User Tools

    To create and edit articles, please register and log-in

Main Menu : categories & index etc.

Main menu
Click categories to expand

A-Z listingplugin-autotooltip__plain plugin-autotooltip_bigA-Z listing

This is an alphabetical index of all content pages.

Other categories



Also see

Importance Ratings
Curator's rationale
AI Policy

Twitter feed 𝕏

Feeds + s.e.o. etc.
rss / xml feed
sitemap file
A-Z listing (archived)

Indexed under : Life Sciences / Human Body

Wikenigma - an Encyclopedia of Unknowns Wikenigma - an Encyclopedia of the Unknown

Meissner corpuscles

The Meissner corpuscle, a mechanosensory end organ, was discovered more than 165 years ago and has since been found in the glabrous skin of all mammals, including that on human fingertips. Although prominently featured in textbooks, the function of the Meissner corpuscle is unknown.

Source : Science, June, 2020

The 40–60 μm diameter corpuscles are distributed in various areas of the skin, but particularly concentrated in (hairless) areas that are especially sensitive to 'light touch' such as the finger-pads and the lips. They are fast-acting and very sensitive to vibrations between 10 and 50 hertz. They rapidly detect and discriminate between very subtle shape and textural changes - and are crucial to exploratory and discriminatory touch.

Their force sensitivity, thresholds, kinetic properties and generalised method of operation are, as yet, only partially described and understood.

Note: The 'light touch' function is likely to be important for the perception of 'softness' - which is currently poorly understood.

Understanding how the mechanical properties of solid objects influence the perception of softness has been the subject of several investigations. However, a clear picture has yet to emerge from this work because both tactile cues believed to be important in the perception of softness (i.e., indentation depth and contact area) are affected simultaneously by the mechanical properties (e.g., Young’s modulus, stiffness).

Source : Science Advances 5(8) 2019

Importance Rating

    Please share this page to help promote Wikenigma !

Dear reader : Do you have any suggestions for the site's content?

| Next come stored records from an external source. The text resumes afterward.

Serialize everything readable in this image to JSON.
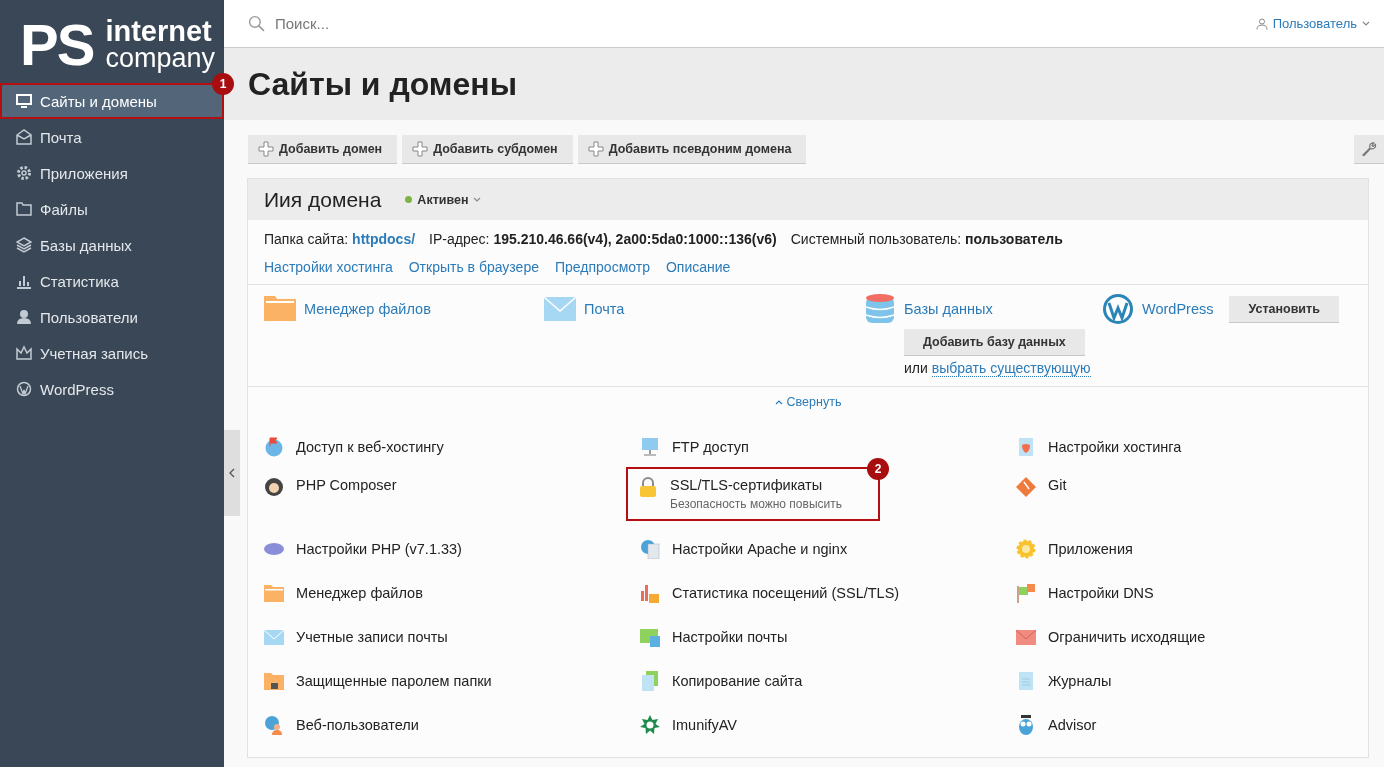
{
  "logo": {
    "initials": "PS",
    "line1": "internet",
    "line2": "company"
  },
  "callouts": [
    "1",
    "2"
  ],
  "sidebar": {
    "items": [
      {
        "label": "Сайты и домены",
        "selected": true,
        "framed": true
      },
      {
        "label": "Почта",
        "selected": false,
        "framed": false
      },
      {
        "label": "Приложения",
        "selected": false,
        "framed": false
      },
      {
        "label": "Файлы",
        "selected": false,
        "framed": false
      },
      {
        "label": "Базы данных",
        "selected": false,
        "framed": false
      },
      {
        "label": "Статистика",
        "selected": false,
        "framed": false
      },
      {
        "label": "Пользователи",
        "selected": false,
        "framed": false
      },
      {
        "label": "Учетная запись",
        "selected": false,
        "framed": false
      },
      {
        "label": "WordPress",
        "selected": false,
        "framed": false
      }
    ]
  },
  "search": {
    "placeholder": "Поиск..."
  },
  "user_menu": {
    "label": "Пользователь"
  },
  "page_title": "Сайты и домены",
  "toolbar": {
    "buttons": [
      "Добавить домен",
      "Добавить субдомен",
      "Добавить псевдоним домена"
    ]
  },
  "domain": {
    "name": "Иия домена",
    "status": "Активен",
    "info": [
      {
        "label": "Папка сайта:",
        "value": "httpdocs/",
        "kind": "link"
      },
      {
        "label": "IP-адрес:",
        "value": "195.210.46.66(v4), 2a00:5da0:1000::136(v6)",
        "kind": "bold"
      },
      {
        "label": "Системный пользователь:",
        "value": "пользователь",
        "kind": "bold"
      }
    ],
    "links": [
      "Настройки хостинга",
      "Открыть в браузере",
      "Предпросмотр",
      "Описание"
    ],
    "quick": [
      {
        "label": "Менеджер файлов",
        "kind": "plain"
      },
      {
        "label": "Почта",
        "kind": "plain"
      },
      {
        "label": "Базы данных",
        "kind": "actions",
        "button": "Добавить базу данных",
        "or": "или",
        "or_link": "выбрать существующую"
      },
      {
        "label": "WordPress",
        "kind": "button",
        "button": "Установить"
      }
    ],
    "collapse": "Свернуть",
    "tools": [
      {
        "label": "Доступ к веб-хостингу",
        "framed": false
      },
      {
        "label": "FTP доступ",
        "framed": false
      },
      {
        "label": "Настройки хостинга",
        "framed": false
      },
      {
        "label": "PHP Composer",
        "framed": false
      },
      {
        "label": "SSL/TLS-сертификаты",
        "subtitle": "Безопасность можно повысить",
        "framed": true
      },
      {
        "label": "Git",
        "framed": false
      },
      {
        "label": "Настройки PHP (v7.1.33)",
        "framed": false
      },
      {
        "label": "Настройки Apache и nginx",
        "framed": false
      },
      {
        "label": "Приложения",
        "framed": false
      },
      {
        "label": "Менеджер файлов",
        "framed": false
      },
      {
        "label": "Статистика посещений (SSL/TLS)",
        "framed": false
      },
      {
        "label": "Настройки DNS",
        "framed": false
      },
      {
        "label": "Учетные записи почты",
        "framed": false
      },
      {
        "label": "Настройки почты",
        "framed": false
      },
      {
        "label": "Ограничить исходящие",
        "framed": false
      },
      {
        "label": "Защищенные паролем папки",
        "framed": false
      },
      {
        "label": "Копирование сайта",
        "framed": false
      },
      {
        "label": "Журналы",
        "framed": false
      },
      {
        "label": "Веб-пользователи",
        "framed": false
      },
      {
        "label": "ImunifyAV",
        "framed": false
      },
      {
        "label": "Advisor",
        "framed": false
      }
    ]
  }
}
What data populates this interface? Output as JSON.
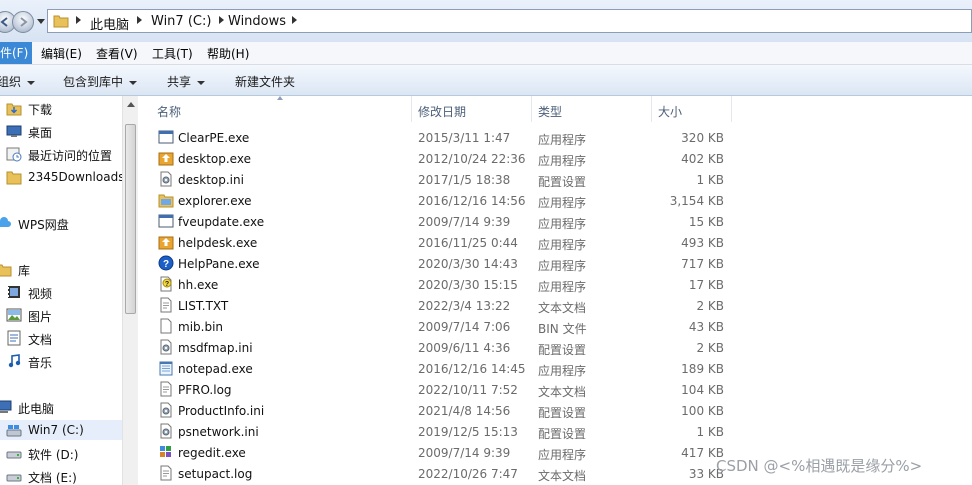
{
  "address": {
    "crumbs": [
      "此电脑",
      "Win7 (C:)",
      "Windows"
    ]
  },
  "menu": {
    "items": [
      "件(F)",
      "编辑(E)",
      "查看(V)",
      "工具(T)",
      "帮助(H)"
    ]
  },
  "toolbar": {
    "organize": "组织",
    "include_library": "包含到库中",
    "share": "共享",
    "new_folder": "新建文件夹"
  },
  "nav": {
    "items": [
      {
        "label": "下载",
        "icon": "download-folder-icon"
      },
      {
        "label": "桌面",
        "icon": "desktop-icon"
      },
      {
        "label": "最近访问的位置",
        "icon": "recent-places-icon"
      },
      {
        "label": "2345Downloads",
        "icon": "folder-icon"
      },
      {
        "label": "WPS网盘",
        "icon": "cloud-icon"
      },
      {
        "label": "库",
        "icon": "library-icon"
      },
      {
        "label": "视频",
        "icon": "video-icon"
      },
      {
        "label": "图片",
        "icon": "pictures-icon"
      },
      {
        "label": "文档",
        "icon": "documents-icon"
      },
      {
        "label": "音乐",
        "icon": "music-icon"
      },
      {
        "label": "此电脑",
        "icon": "computer-icon"
      },
      {
        "label": "Win7 (C:)",
        "icon": "drive-icon"
      },
      {
        "label": "软件 (D:)",
        "icon": "drive-icon"
      },
      {
        "label": "文档 (E:)",
        "icon": "drive-icon"
      }
    ]
  },
  "columns": {
    "name": "名称",
    "modified": "修改日期",
    "type": "类型",
    "size": "大小"
  },
  "files": [
    {
      "name": "ClearPE.exe",
      "date": "2015/3/11 1:47",
      "type": "应用程序",
      "size": "320 KB",
      "icon": "exe-window-icon"
    },
    {
      "name": "desktop.exe",
      "date": "2012/10/24 22:36",
      "type": "应用程序",
      "size": "402 KB",
      "icon": "installer-icon"
    },
    {
      "name": "desktop.ini",
      "date": "2017/1/5 18:38",
      "type": "配置设置",
      "size": "1 KB",
      "icon": "settings-file-icon"
    },
    {
      "name": "explorer.exe",
      "date": "2016/12/16 14:56",
      "type": "应用程序",
      "size": "3,154 KB",
      "icon": "explorer-folder-icon"
    },
    {
      "name": "fveupdate.exe",
      "date": "2009/7/14 9:39",
      "type": "应用程序",
      "size": "15 KB",
      "icon": "exe-window-icon"
    },
    {
      "name": "helpdesk.exe",
      "date": "2016/11/25 0:44",
      "type": "应用程序",
      "size": "493 KB",
      "icon": "installer-icon"
    },
    {
      "name": "HelpPane.exe",
      "date": "2020/3/30 14:43",
      "type": "应用程序",
      "size": "717 KB",
      "icon": "help-icon"
    },
    {
      "name": "hh.exe",
      "date": "2020/3/30 15:15",
      "type": "应用程序",
      "size": "17 KB",
      "icon": "help-file-icon"
    },
    {
      "name": "LIST.TXT",
      "date": "2022/3/4 13:22",
      "type": "文本文档",
      "size": "2 KB",
      "icon": "text-file-icon"
    },
    {
      "name": "mib.bin",
      "date": "2009/7/14 7:06",
      "type": "BIN 文件",
      "size": "43 KB",
      "icon": "blank-file-icon"
    },
    {
      "name": "msdfmap.ini",
      "date": "2009/6/11 4:36",
      "type": "配置设置",
      "size": "2 KB",
      "icon": "settings-file-icon"
    },
    {
      "name": "notepad.exe",
      "date": "2016/12/16 14:45",
      "type": "应用程序",
      "size": "189 KB",
      "icon": "notepad-icon"
    },
    {
      "name": "PFRO.log",
      "date": "2022/10/11 7:52",
      "type": "文本文档",
      "size": "104 KB",
      "icon": "text-file-icon"
    },
    {
      "name": "ProductInfo.ini",
      "date": "2021/4/8 14:56",
      "type": "配置设置",
      "size": "100 KB",
      "icon": "settings-file-icon"
    },
    {
      "name": "psnetwork.ini",
      "date": "2019/12/5 15:13",
      "type": "配置设置",
      "size": "1 KB",
      "icon": "settings-file-icon"
    },
    {
      "name": "regedit.exe",
      "date": "2009/7/14 9:39",
      "type": "应用程序",
      "size": "417 KB",
      "icon": "regedit-icon"
    },
    {
      "name": "setupact.log",
      "date": "2022/10/26 7:47",
      "type": "文本文档",
      "size": "33 KB",
      "icon": "text-file-icon"
    }
  ],
  "watermark": "CSDN @<%相遇既是缘分%>"
}
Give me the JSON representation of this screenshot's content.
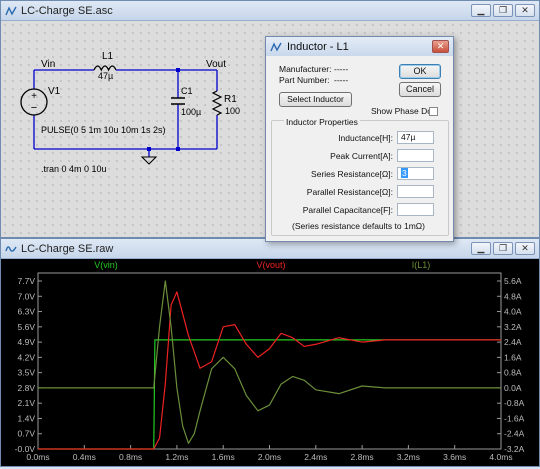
{
  "schematic_window": {
    "title": "LC-Charge SE.asc",
    "labels": {
      "vin": "Vin",
      "vout": "Vout",
      "l1": "L1",
      "l1_val": "47µ",
      "c1": "C1",
      "c1_val": "100µ",
      "r1": "R1",
      "r1_val": "100",
      "v1": "V1",
      "pulse": "PULSE(0 5 1m 10u 10m 1s 2s)",
      "tran": ".tran 0 4m 0 10u"
    }
  },
  "dialog": {
    "title": "Inductor - L1",
    "manufacturer_label": "Manufacturer:",
    "manufacturer_value": "-----",
    "part_label": "Part Number:",
    "part_value": "-----",
    "ok": "OK",
    "cancel": "Cancel",
    "select_inductor": "Select Inductor",
    "show_phase_dot": "Show Phase Dot",
    "group_title": "Inductor Properties",
    "fields": [
      {
        "label": "Inductance[H]:",
        "value": "47µ"
      },
      {
        "label": "Peak Current[A]:",
        "value": ""
      },
      {
        "label": "Series Resistance[Ω]:",
        "value": "3"
      },
      {
        "label": "Parallel Resistance[Ω]:",
        "value": ""
      },
      {
        "label": "Parallel Capacitance[F]:",
        "value": ""
      }
    ],
    "note": "(Series resistance defaults to 1mΩ)"
  },
  "waveform_window": {
    "title": "LC-Charge SE.raw",
    "traces": [
      {
        "name": "V(vin)",
        "color": "#22cc22"
      },
      {
        "name": "V(vout)",
        "color": "#ee2222"
      },
      {
        "name": "I(L1)",
        "color": "#6b8e3a"
      }
    ],
    "left_ticks": [
      "7.7V",
      "7.0V",
      "6.3V",
      "5.6V",
      "4.9V",
      "4.2V",
      "3.5V",
      "2.8V",
      "2.1V",
      "1.4V",
      "0.7V",
      "-0.0V"
    ],
    "right_ticks": [
      "5.6A",
      "4.8A",
      "4.0A",
      "3.2A",
      "2.4A",
      "1.6A",
      "0.8A",
      "0.0A",
      "-0.8A",
      "-1.6A",
      "-2.4A",
      "-3.2A"
    ],
    "x_ticks": [
      "0.0ms",
      "0.4ms",
      "0.8ms",
      "1.2ms",
      "1.6ms",
      "2.0ms",
      "2.4ms",
      "2.8ms",
      "3.2ms",
      "3.6ms",
      "4.0ms"
    ]
  },
  "chart_data": {
    "type": "line",
    "xlabel": "",
    "ylabel": "",
    "x_unit": "ms",
    "xlim": [
      0,
      4.0
    ],
    "ylim_left": [
      0,
      7.7
    ],
    "ylim_right": [
      -3.2,
      5.6
    ],
    "series": [
      {
        "name": "V(vin)",
        "axis": "left",
        "x": [
          0,
          1.0,
          1.01,
          4.0
        ],
        "y": [
          0,
          0,
          5.0,
          5.0
        ]
      },
      {
        "name": "V(vout)",
        "axis": "left",
        "x": [
          0,
          1.0,
          1.05,
          1.1,
          1.15,
          1.2,
          1.3,
          1.4,
          1.5,
          1.6,
          1.7,
          1.8,
          1.9,
          2.0,
          2.1,
          2.2,
          2.3,
          2.4,
          2.6,
          2.8,
          3.0,
          4.0
        ],
        "y": [
          0,
          0,
          0.5,
          3.0,
          6.6,
          7.2,
          5.2,
          3.7,
          4.0,
          5.6,
          5.7,
          4.8,
          4.2,
          4.6,
          5.3,
          5.1,
          4.7,
          4.8,
          5.1,
          4.9,
          5.0,
          5.0
        ]
      },
      {
        "name": "I(L1)",
        "axis": "right",
        "x": [
          0,
          1.0,
          1.05,
          1.1,
          1.15,
          1.2,
          1.25,
          1.3,
          1.35,
          1.4,
          1.5,
          1.6,
          1.7,
          1.8,
          1.9,
          2.0,
          2.1,
          2.2,
          2.3,
          2.4,
          2.6,
          2.8,
          3.0,
          4.0
        ],
        "y": [
          0,
          0,
          3.2,
          5.6,
          3.2,
          0.0,
          -2.0,
          -2.9,
          -2.4,
          -1.2,
          1.0,
          1.6,
          1.0,
          -0.4,
          -1.2,
          -0.9,
          0.2,
          0.6,
          0.4,
          -0.1,
          -0.3,
          0.1,
          0.0,
          0.0
        ]
      }
    ]
  }
}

Ideas for new topics, and suggested additions / corrections for older ones, are always welcome.

If you have skills or interests in a particular field, and have suggestions for Wikenigma, get in touch !

Or, if you'd like to become a regular contributor . . . request a login password. Registered users can edit the entire content of the site, and also create new pages.

( The 'Notes for contributors' section in the main menu has further information and guidelines etc.)

Automatic Translation

You are currently viewing an auto-translated version of Wikenigma

Please be aware that no automatic translation engines are 100% accurate, and so the auto-translated content will very probably feature errors and omissions.

Nevertheless, Wikenigma hopes that the translated content will help to attract a wider global audience.

Show another (random) article

Further resources :